- **DATA FOR THIS EXERCISE**
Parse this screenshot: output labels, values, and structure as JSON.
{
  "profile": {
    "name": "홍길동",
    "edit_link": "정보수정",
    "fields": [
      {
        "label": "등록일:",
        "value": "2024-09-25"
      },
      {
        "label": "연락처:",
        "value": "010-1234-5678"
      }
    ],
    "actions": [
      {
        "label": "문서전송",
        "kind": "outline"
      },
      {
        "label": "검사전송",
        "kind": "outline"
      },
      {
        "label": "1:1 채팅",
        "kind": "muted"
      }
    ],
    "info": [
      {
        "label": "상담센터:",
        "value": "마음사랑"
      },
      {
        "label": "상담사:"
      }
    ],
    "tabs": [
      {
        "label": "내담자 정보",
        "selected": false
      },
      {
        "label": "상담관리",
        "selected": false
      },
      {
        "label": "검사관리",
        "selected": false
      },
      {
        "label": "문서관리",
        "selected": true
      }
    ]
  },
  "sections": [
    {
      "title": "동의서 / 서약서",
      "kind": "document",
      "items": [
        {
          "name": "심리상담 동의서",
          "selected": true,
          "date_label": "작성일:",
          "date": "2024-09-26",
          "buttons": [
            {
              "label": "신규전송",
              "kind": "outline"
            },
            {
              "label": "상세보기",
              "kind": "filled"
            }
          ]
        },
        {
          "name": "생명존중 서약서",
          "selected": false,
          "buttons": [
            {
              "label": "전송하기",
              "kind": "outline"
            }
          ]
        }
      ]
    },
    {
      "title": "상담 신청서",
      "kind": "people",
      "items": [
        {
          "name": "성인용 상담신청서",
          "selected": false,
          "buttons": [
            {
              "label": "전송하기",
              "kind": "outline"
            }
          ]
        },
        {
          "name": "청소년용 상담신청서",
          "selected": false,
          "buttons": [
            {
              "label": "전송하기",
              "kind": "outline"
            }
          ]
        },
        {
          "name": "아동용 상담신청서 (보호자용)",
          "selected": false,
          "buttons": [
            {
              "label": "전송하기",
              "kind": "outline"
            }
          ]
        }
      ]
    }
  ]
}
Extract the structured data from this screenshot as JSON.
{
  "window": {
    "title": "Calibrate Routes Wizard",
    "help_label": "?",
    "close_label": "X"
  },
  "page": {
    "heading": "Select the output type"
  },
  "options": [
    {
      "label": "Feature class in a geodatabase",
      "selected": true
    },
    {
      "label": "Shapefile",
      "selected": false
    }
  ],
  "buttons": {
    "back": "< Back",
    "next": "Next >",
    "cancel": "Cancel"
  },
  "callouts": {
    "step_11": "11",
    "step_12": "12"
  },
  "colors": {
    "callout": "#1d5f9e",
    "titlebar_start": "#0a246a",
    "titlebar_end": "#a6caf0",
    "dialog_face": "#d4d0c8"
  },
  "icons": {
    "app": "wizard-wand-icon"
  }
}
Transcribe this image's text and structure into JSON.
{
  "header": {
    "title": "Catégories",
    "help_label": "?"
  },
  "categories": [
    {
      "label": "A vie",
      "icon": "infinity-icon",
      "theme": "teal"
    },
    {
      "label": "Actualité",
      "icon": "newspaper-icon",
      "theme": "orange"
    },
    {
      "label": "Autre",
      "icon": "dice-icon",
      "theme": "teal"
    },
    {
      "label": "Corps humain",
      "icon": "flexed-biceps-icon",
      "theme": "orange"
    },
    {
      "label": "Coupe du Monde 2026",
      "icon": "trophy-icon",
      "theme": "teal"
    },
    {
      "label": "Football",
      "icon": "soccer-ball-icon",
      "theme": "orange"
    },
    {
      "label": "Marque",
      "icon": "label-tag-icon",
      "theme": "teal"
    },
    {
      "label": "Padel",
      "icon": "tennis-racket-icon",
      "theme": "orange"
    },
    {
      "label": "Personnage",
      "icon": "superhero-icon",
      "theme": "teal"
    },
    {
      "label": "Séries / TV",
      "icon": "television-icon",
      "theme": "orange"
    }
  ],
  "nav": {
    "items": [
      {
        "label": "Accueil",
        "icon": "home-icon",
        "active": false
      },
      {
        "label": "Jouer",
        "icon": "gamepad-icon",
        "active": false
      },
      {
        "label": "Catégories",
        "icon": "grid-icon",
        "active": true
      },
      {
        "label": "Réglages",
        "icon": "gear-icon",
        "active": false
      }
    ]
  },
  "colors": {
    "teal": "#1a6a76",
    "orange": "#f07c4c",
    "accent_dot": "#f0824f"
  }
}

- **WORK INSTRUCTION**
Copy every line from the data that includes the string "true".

- **RESULT OF THE TASK**
        "selected": true
          "selected": true,
      "selected": true
        "active": true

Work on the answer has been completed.